Capitalism. I. Title. 48'33 C2016-903285-X C2016-903286-8 Between the Lines gratefully acknowledges the assistance of the Government of Canada through the Canada Book Fund and the Canada Council for the Arts, and the Government of Ontario through the Ontario Arts Council, the Ontario Book Publishers Tax Credit programme, and the Ontario Media Development Corporation. Contents Foreword by Danny Dorling Introduction 1 Technofatalism and the future – is a world without Foxconn even possible? Two paradoxes about new technology Humanity began with technology Technology emerges from egalitarian knowledge economies The myth of creative competition Why capitalism inhibits innovation Capitalism didn’t make computers… but took computing down the wrong path 2 From water mills to iPhones: why technology and inequality do not mix Egalitarian hopes for computing The return of medieval economics The first modern environmental crisis An unequal society is a dangerous place for powerful ideas Water mills, and how new technology can be a curse Firearms take a European turn 3 What inequality does to people Inequality reduces life expectancy Equality and the Soviet Union Autonomy and solidarity: the essential nutrients Inequality makes people shorter Today’s inequality will damage future generations 4 The environmental cost of human inequality Are the rich destroying the earth?

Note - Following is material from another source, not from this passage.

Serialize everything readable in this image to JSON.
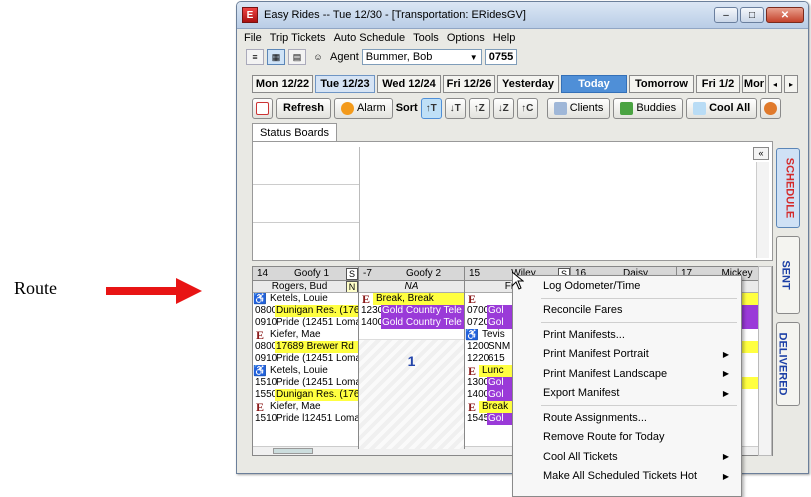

To claim proprietorship of such a thing seemed obscene. Twenty years later, in 1995, Gates’s Microsoft Corporation was becoming a global economic force and its monopolistic tendencies were the subject of a US government investigation – only the fourth company in US history to have merited that kind of intervention. ’ Instead, by strenuous assertion of legal rights and precedents, it had come to own ‘the standards and architectures that control the design of modern software’. Gleick made it very clear that Microsoft seriously intended at the time to corral as much of the world’s knowledge as it could get away with, and extract astronomical rental income from it.
It has been us, and only in those countries which chose the road to greater inequality, to a new serfdom, from the 1970s onwards. Less able economists list ‘technology’ as one excuse for growing economic inequality. They are unaware that the most technologically advanced country in the 1980s, Japan, was (and is) also one of the world’s most economically equal countries – and it still produces the highest number of inventions (patents) per head today. Those economists are also unaware that equitable Scandinavian countries are responsible for the greatest production of scientific papers per head.
Among the Lowest of the Dead: The Culture of Capital Punishment (Law, Meaning, and Violence) by David Von Drehle